BEIJING – There can be no winners in a war between the U.S. and North Korea over Pyongyang's nuclear weapons and missile programs, Chinese Foreign Minister Wang Yi said, while pledging support for dialogue between the sides.
Wang's comments Friday mark the latest attempt to cool tensions by North Korea's most important ally and key provider of food and fuel aid. Any fighting on the Korean Peninsula is likely to draw in China, which has repeatedly expressed concerns about a wave of refugees and the possible presence of U.S. and South Korean troops on its border.
China also has grown increasingly frustrated with the refusal of Kim Jong Un's regime to heed its admonitions, and in February cut off imports of North Korean coal that provide Pyongyang with a crucial source of foreign currency.
State media reported late Friday that starting Monday, the Chinese flag carrier Air China will cancel flights from Beijing to Pyongyang due to poor ticket sales.

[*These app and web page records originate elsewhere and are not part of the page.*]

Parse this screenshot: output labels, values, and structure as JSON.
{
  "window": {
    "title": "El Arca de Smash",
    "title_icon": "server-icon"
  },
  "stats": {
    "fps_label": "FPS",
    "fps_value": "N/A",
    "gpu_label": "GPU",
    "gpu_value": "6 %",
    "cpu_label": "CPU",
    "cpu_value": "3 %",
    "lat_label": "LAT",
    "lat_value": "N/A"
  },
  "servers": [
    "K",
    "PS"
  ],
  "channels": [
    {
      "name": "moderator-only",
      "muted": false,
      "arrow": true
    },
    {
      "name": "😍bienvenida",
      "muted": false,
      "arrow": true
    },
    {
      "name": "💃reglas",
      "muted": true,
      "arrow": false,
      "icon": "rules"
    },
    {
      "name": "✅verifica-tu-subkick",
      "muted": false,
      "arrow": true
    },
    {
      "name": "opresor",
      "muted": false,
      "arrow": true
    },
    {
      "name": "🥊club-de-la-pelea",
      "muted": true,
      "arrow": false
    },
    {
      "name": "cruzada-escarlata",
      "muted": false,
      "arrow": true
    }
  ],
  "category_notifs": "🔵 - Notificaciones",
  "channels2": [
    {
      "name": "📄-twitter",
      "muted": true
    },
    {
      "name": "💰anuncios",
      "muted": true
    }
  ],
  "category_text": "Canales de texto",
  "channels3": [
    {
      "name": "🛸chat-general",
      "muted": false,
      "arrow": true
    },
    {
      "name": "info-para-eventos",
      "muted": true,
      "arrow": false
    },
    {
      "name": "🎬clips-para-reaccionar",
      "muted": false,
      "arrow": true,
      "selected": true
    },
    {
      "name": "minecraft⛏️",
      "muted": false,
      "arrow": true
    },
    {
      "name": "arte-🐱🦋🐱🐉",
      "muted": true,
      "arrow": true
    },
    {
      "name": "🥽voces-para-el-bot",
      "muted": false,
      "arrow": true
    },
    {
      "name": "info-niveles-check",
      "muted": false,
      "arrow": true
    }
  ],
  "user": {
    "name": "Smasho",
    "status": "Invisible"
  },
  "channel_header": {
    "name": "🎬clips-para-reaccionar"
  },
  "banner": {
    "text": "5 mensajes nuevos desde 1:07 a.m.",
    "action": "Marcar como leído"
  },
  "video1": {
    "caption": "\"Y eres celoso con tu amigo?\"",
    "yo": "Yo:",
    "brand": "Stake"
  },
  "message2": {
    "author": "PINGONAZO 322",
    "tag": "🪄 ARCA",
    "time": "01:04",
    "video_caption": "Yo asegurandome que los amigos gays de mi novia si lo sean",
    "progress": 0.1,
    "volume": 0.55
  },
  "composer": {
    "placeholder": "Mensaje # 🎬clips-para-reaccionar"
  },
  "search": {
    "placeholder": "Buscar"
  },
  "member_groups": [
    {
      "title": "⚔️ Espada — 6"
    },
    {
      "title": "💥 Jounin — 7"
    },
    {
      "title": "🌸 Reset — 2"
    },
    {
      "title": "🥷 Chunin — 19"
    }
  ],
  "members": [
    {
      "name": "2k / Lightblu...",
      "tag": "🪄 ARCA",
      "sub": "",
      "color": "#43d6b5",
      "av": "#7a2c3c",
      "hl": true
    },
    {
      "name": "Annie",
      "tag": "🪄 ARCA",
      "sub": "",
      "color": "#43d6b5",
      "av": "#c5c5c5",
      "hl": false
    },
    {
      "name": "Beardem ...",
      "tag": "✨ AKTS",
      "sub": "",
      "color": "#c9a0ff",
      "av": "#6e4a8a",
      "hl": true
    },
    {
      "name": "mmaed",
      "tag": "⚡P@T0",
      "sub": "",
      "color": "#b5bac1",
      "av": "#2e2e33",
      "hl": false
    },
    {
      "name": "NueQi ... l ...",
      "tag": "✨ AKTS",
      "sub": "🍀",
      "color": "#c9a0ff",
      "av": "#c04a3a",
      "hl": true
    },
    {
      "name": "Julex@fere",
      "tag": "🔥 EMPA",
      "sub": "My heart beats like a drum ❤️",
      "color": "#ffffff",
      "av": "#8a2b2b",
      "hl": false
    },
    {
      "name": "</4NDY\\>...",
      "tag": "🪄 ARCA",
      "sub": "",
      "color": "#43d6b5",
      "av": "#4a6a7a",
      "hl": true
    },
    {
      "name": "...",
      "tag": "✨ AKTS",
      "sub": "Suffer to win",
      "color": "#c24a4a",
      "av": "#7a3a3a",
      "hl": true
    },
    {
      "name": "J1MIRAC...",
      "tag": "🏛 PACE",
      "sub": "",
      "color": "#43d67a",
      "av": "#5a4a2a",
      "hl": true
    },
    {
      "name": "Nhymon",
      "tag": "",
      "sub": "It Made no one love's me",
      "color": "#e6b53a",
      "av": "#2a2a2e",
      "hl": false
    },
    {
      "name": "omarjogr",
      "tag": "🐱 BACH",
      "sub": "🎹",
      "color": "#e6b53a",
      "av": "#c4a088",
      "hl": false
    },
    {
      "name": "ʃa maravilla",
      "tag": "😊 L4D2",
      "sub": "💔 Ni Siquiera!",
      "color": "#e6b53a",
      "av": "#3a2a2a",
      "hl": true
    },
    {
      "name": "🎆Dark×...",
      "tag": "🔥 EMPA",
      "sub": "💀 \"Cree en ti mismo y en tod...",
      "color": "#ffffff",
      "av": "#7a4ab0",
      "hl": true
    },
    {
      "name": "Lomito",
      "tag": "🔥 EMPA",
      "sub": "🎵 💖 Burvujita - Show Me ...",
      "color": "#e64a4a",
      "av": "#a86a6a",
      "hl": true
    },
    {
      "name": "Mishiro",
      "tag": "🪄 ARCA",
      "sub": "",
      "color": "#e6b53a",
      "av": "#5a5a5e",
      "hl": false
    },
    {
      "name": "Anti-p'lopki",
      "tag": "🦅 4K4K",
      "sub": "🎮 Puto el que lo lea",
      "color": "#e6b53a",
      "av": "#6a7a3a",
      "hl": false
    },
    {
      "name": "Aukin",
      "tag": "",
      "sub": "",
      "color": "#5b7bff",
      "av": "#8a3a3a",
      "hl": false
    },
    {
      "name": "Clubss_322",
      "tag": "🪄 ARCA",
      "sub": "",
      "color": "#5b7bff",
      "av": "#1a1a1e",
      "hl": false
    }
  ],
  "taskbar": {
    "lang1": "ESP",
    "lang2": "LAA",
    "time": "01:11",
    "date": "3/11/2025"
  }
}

A booking hotline operator reached Saturday said there were no more flights to Pyongyang for the rest of the month. She said that according to a flight schedule, there would be flights in May, June and July, but that tickets were not available for booking or purchase yet.
Air China and North Korea's Air Koryo are the only two airlines serving that route, with the latter operating on Mondays, Wednesdays and Fridays.
"Once a war really happens, the result will be nothing but multiple loss. No one can become a winner," Wang told reporters at a news conference with French Foreign Minister Jean-Marc Ayrault.
"Therefore, we call upon all the parties, no matter verbally or in action, to stop provoking and threatening each other and not to allow the situation to become irretrievable and out of control," Wang said.
He urged all sides to take a flexible approach to resuming dialogue.
"As long as dialogue takes place, it can be official or unofficial, through one channel or dual channels, bilateral or multilateral. China is willing to give support to all of them," Wang said.
Wang last month urged North Korea to suspend its nuclear weapon and missile tests in exchange for South Korea and the U.S. putting their war games on hold, reviving a proposal first raised by Pyongyang. Washington swiftly dismissed the idea, but some observers have said administration officials may be becoming more amenable to renewed dialogue with the North.
Earlier Friday, North Korea's Vice Minister Han Song Ryol told The Associated Press in an exclusive interview that his country will keep building up its nuclear arsenal in "quality and quantity" and said Pyongyang is ready to go to war if that's what President Donald Trump wants.
Chinese experts said they see little immediate possibility of hostilities breaking out, but warned that Beijing will respond harshly to any further North Korean nuclear tests.
Director of Jilin University's Institute of Northeast Asian Studies Guo Rui said that Trump's domestic troubles should prevent him taking such action, while North Korea doesn't appear to be on a war footing. Another nuclear test would invite tougher measures from Beijing, Guo said.
Pang Zhongying of the School of International Studies at Beijing's Renmin University agreed that military action was unlikely, but said another North Korean nuclear test would mark "the crossing of a red line" that China was prepared to respond to.